_PROVIDED RECORDS_:

=====

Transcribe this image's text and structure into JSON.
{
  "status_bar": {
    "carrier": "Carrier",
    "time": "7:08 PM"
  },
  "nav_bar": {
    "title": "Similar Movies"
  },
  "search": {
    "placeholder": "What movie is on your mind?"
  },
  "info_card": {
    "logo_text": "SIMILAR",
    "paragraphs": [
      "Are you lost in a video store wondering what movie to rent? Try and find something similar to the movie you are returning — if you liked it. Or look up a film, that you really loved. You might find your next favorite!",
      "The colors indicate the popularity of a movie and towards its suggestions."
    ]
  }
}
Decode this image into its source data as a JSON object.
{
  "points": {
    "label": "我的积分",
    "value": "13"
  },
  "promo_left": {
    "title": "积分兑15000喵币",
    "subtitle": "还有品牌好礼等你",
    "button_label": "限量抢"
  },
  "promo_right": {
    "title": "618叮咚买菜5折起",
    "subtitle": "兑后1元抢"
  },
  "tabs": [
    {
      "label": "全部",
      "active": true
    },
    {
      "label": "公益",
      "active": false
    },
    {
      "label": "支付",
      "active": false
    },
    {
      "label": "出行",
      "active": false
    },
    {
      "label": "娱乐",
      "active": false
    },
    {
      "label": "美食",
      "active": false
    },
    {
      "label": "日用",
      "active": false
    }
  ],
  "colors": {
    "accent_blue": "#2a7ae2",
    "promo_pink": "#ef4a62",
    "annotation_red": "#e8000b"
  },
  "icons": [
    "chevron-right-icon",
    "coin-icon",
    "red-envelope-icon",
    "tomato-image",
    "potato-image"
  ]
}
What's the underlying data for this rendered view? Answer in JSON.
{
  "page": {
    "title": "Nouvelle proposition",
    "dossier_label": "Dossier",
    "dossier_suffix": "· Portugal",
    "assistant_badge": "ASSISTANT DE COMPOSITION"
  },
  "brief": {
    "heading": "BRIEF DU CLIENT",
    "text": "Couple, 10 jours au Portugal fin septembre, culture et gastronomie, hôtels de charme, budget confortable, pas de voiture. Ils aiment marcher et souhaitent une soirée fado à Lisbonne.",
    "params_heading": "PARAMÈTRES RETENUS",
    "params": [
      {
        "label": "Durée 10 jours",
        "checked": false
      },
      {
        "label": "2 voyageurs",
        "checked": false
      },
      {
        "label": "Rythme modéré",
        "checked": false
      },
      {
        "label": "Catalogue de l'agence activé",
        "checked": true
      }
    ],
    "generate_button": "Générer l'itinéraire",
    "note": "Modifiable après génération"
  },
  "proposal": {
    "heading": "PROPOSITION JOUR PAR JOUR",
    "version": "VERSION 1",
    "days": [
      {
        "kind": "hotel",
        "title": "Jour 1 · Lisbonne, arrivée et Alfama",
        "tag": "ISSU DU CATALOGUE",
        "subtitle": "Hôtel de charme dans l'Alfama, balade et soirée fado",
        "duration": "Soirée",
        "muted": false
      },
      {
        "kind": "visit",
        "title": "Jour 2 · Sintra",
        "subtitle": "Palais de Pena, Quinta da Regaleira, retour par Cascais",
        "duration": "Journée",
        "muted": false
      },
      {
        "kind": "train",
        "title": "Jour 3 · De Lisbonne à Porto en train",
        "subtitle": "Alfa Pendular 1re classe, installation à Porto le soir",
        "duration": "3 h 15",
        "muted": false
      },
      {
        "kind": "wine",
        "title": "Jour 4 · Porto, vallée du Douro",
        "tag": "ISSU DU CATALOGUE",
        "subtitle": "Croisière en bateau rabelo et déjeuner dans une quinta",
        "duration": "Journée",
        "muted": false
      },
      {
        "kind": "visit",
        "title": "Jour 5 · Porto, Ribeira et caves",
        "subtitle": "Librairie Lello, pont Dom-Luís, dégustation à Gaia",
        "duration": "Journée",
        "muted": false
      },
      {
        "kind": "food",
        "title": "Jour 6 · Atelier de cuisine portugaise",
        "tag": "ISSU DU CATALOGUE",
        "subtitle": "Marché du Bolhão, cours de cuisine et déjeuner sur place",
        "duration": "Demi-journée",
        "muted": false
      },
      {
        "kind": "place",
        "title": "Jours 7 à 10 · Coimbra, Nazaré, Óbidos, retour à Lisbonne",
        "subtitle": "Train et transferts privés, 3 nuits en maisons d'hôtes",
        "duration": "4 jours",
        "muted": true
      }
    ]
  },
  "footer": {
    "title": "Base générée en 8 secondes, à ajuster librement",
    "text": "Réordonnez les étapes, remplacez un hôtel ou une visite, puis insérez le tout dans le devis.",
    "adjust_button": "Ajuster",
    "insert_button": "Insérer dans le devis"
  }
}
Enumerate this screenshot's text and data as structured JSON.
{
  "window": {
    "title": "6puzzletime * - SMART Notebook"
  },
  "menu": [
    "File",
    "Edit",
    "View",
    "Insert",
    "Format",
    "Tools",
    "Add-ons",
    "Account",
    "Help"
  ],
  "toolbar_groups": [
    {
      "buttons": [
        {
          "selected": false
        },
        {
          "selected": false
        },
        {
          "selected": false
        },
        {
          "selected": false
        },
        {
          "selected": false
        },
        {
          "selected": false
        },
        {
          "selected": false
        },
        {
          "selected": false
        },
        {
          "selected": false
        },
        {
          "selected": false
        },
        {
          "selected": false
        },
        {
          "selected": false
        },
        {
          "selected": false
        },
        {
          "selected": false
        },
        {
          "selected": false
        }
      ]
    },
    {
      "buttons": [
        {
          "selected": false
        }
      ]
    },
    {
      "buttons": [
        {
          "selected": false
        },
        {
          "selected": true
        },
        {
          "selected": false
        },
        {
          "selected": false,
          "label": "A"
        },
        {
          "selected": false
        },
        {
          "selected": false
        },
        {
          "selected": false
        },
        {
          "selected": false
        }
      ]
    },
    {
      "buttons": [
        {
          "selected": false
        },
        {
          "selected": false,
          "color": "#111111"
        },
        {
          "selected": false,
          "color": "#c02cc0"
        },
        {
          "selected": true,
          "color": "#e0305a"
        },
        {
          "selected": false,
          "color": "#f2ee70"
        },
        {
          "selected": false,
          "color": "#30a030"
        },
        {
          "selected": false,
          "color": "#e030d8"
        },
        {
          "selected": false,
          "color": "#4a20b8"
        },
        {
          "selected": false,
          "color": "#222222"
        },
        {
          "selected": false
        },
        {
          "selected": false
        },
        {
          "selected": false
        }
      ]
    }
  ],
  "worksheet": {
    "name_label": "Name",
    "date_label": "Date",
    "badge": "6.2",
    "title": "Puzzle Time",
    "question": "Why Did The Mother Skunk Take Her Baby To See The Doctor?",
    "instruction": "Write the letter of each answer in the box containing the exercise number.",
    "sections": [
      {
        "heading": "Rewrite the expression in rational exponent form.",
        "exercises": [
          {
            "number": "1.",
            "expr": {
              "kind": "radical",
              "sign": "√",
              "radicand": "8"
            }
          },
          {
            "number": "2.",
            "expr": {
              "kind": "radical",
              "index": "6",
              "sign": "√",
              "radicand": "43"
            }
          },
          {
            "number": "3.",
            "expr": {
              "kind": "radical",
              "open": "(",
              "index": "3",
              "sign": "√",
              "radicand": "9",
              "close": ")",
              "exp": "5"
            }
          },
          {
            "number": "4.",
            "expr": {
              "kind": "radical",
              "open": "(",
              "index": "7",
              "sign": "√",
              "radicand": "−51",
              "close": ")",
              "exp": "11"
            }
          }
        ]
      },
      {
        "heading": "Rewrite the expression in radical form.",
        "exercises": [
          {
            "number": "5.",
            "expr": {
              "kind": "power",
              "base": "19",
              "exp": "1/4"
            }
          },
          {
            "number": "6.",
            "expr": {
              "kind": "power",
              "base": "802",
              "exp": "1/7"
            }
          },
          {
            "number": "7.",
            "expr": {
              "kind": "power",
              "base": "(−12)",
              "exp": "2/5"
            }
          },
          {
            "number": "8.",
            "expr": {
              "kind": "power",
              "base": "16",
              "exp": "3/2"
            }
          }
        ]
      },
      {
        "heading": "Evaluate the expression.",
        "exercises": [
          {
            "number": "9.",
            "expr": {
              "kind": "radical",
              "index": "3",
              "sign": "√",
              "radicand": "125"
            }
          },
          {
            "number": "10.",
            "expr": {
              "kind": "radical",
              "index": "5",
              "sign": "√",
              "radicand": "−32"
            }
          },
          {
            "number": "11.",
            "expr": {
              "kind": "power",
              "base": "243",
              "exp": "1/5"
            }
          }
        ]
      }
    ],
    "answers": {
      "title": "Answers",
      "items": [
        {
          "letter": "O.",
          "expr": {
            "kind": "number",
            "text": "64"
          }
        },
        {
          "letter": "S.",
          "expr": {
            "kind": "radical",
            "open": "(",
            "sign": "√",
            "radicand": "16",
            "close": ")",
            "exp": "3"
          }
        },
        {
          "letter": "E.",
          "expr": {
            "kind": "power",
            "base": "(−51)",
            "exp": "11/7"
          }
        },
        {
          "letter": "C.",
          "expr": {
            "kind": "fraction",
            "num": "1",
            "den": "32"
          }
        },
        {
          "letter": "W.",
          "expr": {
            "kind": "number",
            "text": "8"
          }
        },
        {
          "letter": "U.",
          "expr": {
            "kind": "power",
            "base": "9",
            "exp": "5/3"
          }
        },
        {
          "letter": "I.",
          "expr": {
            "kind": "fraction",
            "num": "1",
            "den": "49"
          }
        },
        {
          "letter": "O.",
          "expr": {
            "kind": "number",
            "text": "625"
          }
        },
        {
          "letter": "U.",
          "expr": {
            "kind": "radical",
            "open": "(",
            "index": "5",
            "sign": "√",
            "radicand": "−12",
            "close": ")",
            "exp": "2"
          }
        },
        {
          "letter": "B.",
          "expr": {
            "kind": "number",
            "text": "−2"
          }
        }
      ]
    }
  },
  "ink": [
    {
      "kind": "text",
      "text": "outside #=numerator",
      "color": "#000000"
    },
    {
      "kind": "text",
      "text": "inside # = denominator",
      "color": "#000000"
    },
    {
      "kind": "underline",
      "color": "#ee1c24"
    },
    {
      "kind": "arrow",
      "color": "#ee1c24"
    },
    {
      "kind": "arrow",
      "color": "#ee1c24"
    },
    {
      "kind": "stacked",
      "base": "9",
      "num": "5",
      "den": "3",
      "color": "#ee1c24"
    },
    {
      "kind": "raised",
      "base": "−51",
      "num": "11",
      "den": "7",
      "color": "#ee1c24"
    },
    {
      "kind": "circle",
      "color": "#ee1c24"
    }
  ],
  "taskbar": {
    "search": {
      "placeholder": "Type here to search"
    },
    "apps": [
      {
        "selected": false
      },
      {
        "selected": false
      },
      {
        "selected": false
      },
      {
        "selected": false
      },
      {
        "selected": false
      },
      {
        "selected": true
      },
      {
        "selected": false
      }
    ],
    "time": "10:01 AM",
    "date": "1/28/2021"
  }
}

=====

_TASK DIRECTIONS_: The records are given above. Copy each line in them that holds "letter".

_OUTPUT_:
    "instruction": "Write the letter of each answer in the box containing the exercise number.",
          "letter": "O.",
          "letter": "S.",
          "letter": "E.",
          "letter": "C.",
          "letter": "W.",
          "letter": "U.",
          "letter": "I.",
          "letter": "O.",
          "letter": "U.",
          "letter": "B.",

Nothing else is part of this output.